Chloe TuttleWilliamston, North Carolina, United States
Big Mill Bed & Breafkast
There’s something really special about running my bed and breakfast on the family farm in the house where I was born. Who gets to do that!?! I meet the most interesting people from all over the world and I also have a fantastic community of other innkeepers that motivate and inspire me.
I’ve run the Big Mill Inn since 1995. It’s fun and rewarding. Some of my favorite parts of the job are experimenting with new menus, photography and creating new marketing ideas.
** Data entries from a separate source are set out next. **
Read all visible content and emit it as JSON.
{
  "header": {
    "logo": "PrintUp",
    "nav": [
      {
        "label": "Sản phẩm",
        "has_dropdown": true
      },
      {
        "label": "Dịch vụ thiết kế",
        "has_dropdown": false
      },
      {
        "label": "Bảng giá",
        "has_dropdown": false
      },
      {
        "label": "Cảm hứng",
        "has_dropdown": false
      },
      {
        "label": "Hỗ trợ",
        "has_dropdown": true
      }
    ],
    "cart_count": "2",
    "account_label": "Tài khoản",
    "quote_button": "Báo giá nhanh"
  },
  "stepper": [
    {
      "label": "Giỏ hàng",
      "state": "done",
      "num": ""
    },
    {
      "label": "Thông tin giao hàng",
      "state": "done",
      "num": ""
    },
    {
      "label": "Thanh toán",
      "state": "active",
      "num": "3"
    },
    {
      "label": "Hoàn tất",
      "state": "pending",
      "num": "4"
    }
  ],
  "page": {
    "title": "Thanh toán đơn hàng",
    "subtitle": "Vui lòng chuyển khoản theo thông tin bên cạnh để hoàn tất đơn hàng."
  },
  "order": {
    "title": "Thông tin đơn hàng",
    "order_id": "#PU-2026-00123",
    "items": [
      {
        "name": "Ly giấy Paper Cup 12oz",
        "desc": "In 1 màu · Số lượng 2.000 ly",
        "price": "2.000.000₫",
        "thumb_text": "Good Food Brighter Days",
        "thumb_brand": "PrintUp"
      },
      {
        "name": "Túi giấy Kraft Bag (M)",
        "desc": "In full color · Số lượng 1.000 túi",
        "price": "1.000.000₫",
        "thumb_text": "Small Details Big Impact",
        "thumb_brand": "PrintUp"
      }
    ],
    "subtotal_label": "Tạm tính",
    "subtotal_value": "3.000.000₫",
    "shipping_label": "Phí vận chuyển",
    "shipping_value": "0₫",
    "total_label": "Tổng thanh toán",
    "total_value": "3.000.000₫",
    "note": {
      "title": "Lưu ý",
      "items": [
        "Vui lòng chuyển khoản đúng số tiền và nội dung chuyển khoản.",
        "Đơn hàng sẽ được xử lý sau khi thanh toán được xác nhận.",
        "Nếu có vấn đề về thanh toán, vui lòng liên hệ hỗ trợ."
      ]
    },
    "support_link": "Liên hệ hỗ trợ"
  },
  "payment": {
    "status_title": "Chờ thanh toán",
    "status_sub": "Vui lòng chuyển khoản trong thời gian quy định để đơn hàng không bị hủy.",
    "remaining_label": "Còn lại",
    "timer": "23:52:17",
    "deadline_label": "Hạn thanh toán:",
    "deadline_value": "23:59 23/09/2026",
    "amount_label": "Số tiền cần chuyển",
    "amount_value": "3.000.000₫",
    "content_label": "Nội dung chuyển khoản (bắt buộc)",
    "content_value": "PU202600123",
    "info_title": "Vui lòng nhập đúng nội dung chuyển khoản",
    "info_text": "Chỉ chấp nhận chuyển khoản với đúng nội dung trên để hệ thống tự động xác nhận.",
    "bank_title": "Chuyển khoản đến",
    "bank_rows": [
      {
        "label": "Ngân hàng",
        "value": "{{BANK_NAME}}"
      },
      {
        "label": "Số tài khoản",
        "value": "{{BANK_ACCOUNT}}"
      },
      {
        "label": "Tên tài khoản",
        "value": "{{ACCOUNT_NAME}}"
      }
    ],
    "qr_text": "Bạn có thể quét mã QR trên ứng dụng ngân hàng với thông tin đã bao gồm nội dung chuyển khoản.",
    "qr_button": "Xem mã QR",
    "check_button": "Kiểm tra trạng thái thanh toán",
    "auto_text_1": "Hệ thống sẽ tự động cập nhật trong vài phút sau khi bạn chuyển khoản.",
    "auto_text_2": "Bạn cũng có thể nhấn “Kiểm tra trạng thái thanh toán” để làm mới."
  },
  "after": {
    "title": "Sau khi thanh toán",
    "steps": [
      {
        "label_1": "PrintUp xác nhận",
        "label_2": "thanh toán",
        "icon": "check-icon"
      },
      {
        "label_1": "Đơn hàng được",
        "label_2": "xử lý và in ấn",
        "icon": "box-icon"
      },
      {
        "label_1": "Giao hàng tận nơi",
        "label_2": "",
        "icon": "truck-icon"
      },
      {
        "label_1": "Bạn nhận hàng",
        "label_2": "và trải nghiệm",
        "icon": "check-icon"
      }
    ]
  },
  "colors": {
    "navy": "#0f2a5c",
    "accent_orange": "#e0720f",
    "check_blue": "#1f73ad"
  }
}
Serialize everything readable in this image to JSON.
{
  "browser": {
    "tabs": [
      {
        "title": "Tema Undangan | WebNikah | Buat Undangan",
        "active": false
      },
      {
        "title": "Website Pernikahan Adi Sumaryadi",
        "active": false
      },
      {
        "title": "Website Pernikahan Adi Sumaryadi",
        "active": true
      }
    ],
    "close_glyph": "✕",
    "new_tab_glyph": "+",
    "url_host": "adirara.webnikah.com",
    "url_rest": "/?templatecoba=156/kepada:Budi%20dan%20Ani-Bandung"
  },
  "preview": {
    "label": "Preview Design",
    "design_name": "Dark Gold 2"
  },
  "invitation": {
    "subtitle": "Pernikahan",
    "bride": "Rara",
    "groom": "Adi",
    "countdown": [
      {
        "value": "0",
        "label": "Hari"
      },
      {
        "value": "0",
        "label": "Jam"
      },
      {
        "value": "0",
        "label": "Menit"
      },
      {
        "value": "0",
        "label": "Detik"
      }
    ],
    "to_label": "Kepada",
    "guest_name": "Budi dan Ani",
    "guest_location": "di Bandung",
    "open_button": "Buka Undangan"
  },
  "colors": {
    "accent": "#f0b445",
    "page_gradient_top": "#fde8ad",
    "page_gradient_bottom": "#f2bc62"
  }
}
I’ve had a varied career path. Immediately prior to becoming an innkeeper, I was marketing and public relations director at a small hospital. Before that I was a cook and first mate on a private sailboat that sailed from Maine to Guadeloupe. And growing up on a farm, all this means I can fix most anything.
I am an adventurer, an artist, a sailor, a farmer and an environmentalist. And I have my dream job of owning a B&B.
When I was in college, I traveled a lot and stayed in B&Bs. From that experience, I knew running a B&B would be my dream job. So, when I inherited the family farm, it was a no-brainer what I would do.
I live in the swamps of North Carolina and when I started, everyone said to me, “Who in the world will come to this place?” But I have guests from all over the world. They come to this peaceful part of the Carolina countryside to escape the hustle of the city. I’ve created a sanctuary that people seek out. And you can too!
I work from home. In fact, I must live here for the business to be a bed and breakfast. It’s a gorgeous place. I couldn’t imagine living anywhere else.
I will show you the good parts and the bad. What you give up in freedom and income, you more than make up for in quality of life. If you love people, you will love being an innkeeper.
Although I work seven days a week, I find time to do the things I love. I have a few employees to help with yard work, housekeeping and home repairs. At first I tried to do it all, but once I got help, my business really improved. My guests want to interact with me, not see me running around with soap and a bucket.
My first year, my gross income was $25,000 and that was considered good for a first year. That was before the internet came on strong. Now we have 65-70% occupancy and are as busy as we can be.
One of my specialties is helping aspiring innkeepers who want to start a B&B from scratch. I also have a knack for internet marketing, dealing with media, taking photos of the business, food, blogging and connecting the area and community with my business. I know how to network and enjoy its benefits.